By: Professor Joe Regalia
When I ask judges what frustrates them most about lawyers, the conversation often turns to writing. I hear things like: “attorneys can’t write concisely,” and “why don’t law schools teach law students how to write?” Perhaps these problems persist because when you try to change how you write, you are butting up against years of subconscious habit—what I call your “writing intuition.” And just like making changes to other deep-seated habits in your life, changing your writing intuition takes significant work.
So how do you reprogram your writing intuition? First, identify a list of specific “writing moves” that you want to program into your writing. Second, use some concrete devices to incorporate those moves so that they become part of your writing intuition. Focusing on specific moves rather than generic writing principles keeps the reprogramming process manageable and concrete. More importantly, once you can spot the moves, it will be easier to consciously use them. You will see the moves at work in the things you read and in your own writing. Your “list” of concrete devices to incorporate the moves might include using concrete verbs, transitions, short sentences, and avoiding passive voice and nominalizations. If you cannot think of the key writing moves that you would like to start using, there are dozens of fantastic legal writing books to help you come up with a list, such as Richard Wydick’s Plain English for Lawyers.
Next, reprogram your writing intuition. To accomplish this, use your editing time to program new moves. Edit a draft only for a small handful of writing moves at a time. Mark in your draft each time that you use the move or should have used it. In so doing, you train yourself to spot these moves and wire your brain to recognize when each move is helpful. Focusing on a small batch also keeps the process manageable. Another method is to edit with a checklist, but force yourself to find at least five or ten examples of each move whenever you work on a project. Psychologists also suggest keeping a reminder around your computer screen with the list of moves you are working on and editing others’ writing to add some writing moves that are missing (such as adding transitions to a piece of writing that has none). Finally, there is no better way to reprogram your writing intuition than to read writing that uses effective new moves. So identify some exemplary legal writers that you aspire to emulate and read them voraciously. Even better, mark in the book you are reading each time you spot one of the moves you happen to be working on at the time.

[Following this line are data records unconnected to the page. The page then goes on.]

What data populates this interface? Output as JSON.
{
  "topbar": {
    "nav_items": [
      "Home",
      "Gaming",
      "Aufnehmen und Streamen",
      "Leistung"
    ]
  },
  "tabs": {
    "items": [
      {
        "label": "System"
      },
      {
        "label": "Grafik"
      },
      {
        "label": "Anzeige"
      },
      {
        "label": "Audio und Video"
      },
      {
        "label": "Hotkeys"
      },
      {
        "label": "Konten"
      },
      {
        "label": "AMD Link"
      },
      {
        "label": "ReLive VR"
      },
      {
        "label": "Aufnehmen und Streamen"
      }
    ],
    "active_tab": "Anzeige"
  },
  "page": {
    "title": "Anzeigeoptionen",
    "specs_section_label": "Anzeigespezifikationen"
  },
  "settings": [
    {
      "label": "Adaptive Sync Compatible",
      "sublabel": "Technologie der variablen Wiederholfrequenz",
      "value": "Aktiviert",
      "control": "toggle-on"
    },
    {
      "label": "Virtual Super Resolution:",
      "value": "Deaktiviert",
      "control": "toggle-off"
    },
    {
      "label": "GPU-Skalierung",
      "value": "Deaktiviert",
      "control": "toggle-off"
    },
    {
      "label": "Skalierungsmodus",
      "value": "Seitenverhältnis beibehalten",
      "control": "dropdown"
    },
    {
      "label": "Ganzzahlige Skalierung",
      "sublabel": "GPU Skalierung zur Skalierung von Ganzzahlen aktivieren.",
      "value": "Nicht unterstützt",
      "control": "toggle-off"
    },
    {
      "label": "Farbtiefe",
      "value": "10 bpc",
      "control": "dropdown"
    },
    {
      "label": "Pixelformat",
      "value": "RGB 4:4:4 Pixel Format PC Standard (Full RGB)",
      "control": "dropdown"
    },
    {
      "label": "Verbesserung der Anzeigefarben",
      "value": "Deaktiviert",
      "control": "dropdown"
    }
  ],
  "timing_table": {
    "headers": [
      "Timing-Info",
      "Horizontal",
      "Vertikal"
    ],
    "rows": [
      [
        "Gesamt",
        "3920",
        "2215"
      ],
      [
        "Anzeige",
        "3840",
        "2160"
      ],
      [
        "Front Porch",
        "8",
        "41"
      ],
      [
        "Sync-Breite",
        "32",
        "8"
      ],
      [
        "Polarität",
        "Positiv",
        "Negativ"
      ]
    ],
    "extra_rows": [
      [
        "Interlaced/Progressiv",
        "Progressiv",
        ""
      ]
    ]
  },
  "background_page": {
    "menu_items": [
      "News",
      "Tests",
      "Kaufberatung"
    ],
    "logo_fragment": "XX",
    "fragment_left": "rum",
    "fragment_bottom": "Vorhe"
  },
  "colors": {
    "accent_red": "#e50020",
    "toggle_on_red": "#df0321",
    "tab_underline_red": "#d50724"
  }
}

Ultimately, reprogramming your writing intuition is a lifelong pursuit. Look for new moves every day and incorporate them. Also continuously ask yourself whether your current writing moves are worth keeping. The results will speak for themselves.